We start the day with a steep climb (approx. 4.5hrs) up the San Juan Pass (4,170m) - the effort of ascending the pass is balanced with incredible views of the snow-capped peaks of the Cordillera Vilcabamba, including Choquetacarpo, Pumasillo and Sacsarayoc. As we near the top, we stop at the 500-year-old La Victoria silver mines. Crossing the pass, we descend for roughly two hours to our camp at Yanama (3,400m), following a high trail which affords excellent opportunities to spot the mighty Andean condor as it soars on the thermals.
Trek amidst Vilcabamba Range and over Yanama Pass (4,560m), surrounded by glaciers, to Totora.
Stunning scenery abounds today as we trek deep in the heart of the Vilcabamba Range, following Inca roads up to the highest point of the trek, the Yanama Pass (4,560m). There is a new road from Yanama camp up to the pass so every once in a while there will be motorbikes and vehicles passing, although we avoid the road wherever possible. Lofty Sacsarayoc dominates the skyline from the pass. A long (approx. 4hr) descent from the pass brings us through grassy fields to Totora campsite, were we spend the night.
Descend to Lucabamba.
From Totora it is a steady descent (approx. 6hrs) to Lucabamba. We may notice more trekkers around today as we converge with a section of the Salcantay trail. We follow a gravel path beside the river; the surroundings are green as we are walking through cloud forest once again. We’ll also see lots of fruit trees and coffee plantations. Time permitting, there is sometimes the chance to visit a coffee plantation and cassava fields (for PEN10, or free entry should you purchase some coffee).
Follow Salcantay River to Santa Teresa (1,900m); train to Aguas Calientes.
Rising early, we follow an original Inca trail which climbs uphill for two hours to the site of Llactapacta. After a final two hour descent we reach the hydroelectric station at Santa Teresa (1,900m) – a good spot for lunch. After lunch we cross the Vilcanota River, where we finish our trek. We board the train to Aguas Calientes and check into our hotel upon arrival for a well-earned rest and a shower!
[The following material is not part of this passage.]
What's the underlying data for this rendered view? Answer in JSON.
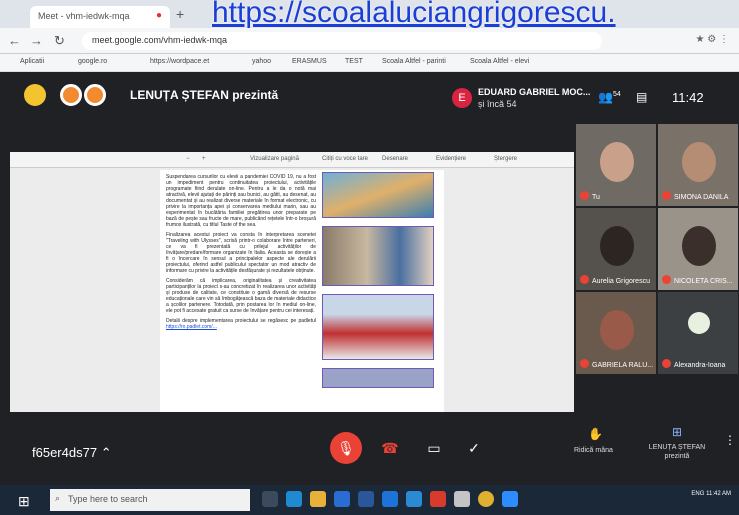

Morning tour of Machu Picchu; train to Ollantaytambo.
In order to beat the day-trippers coming from Cuzco, we wake early this morning and catch the bus (approx. thirty minutes) up the winding road to the greatest ruin in the world; Machu Picchu. The well-preserved Inca architecture, combined with its spectacular location on a mountain spur high above the Urubamba River, makes Machu Picchu one of the world's most impressive ruins. Your leader will give you a two/three hour guided tour of the ruins and afterwards there will be free time to explore at your leisure. There are some spectacular walks around the site that you may wish to do, including following the path to the Inca Drawbridge. Once you’ve had your fill, return to Aguas Calientes in time to catch an afternoon train which winds its way through the beautiful Urubamba River Valley back to Ollantaytambo (approx. one and a half hours).
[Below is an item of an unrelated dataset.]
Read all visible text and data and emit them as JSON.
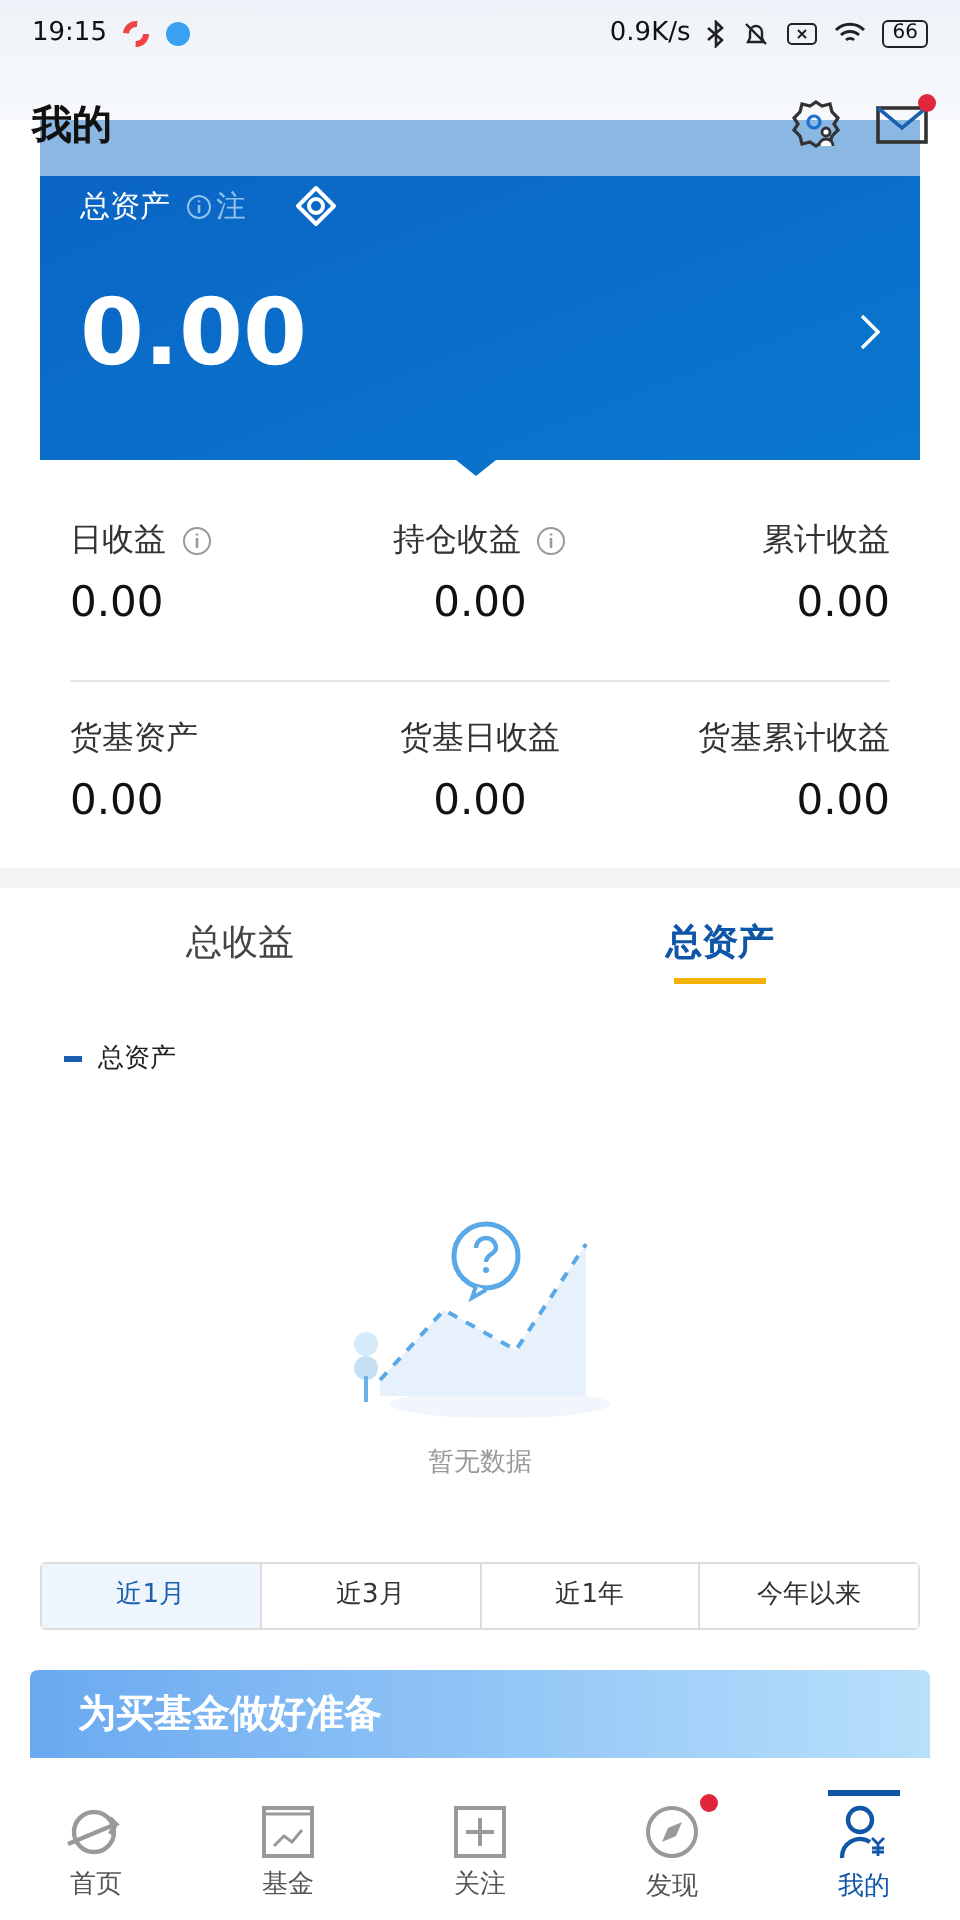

Sacred Valley tour; continue to Cuzco.
We wake to explore the narrow cobbled streets and the colossal Inca stone terraces which dominate the hillside above Ollantaytambo town. The archaeological site at Ollantaytambo was the royal estate of Inca Emperor Pachacuti as well as being of religious and defensive significance. Travelling by road we next visit the ruins of the Citadel at Pisac where Inca terraces are carved into the solid rock itself and there will also be time to walk around the colourful market. Afterwards we continue the drive to Cuzco, passing through high-Andean scenery dotted with old towns and villages dating back to pre-Columbian times.
For land only travellers, the trip ends in Cuzco after breakfast today.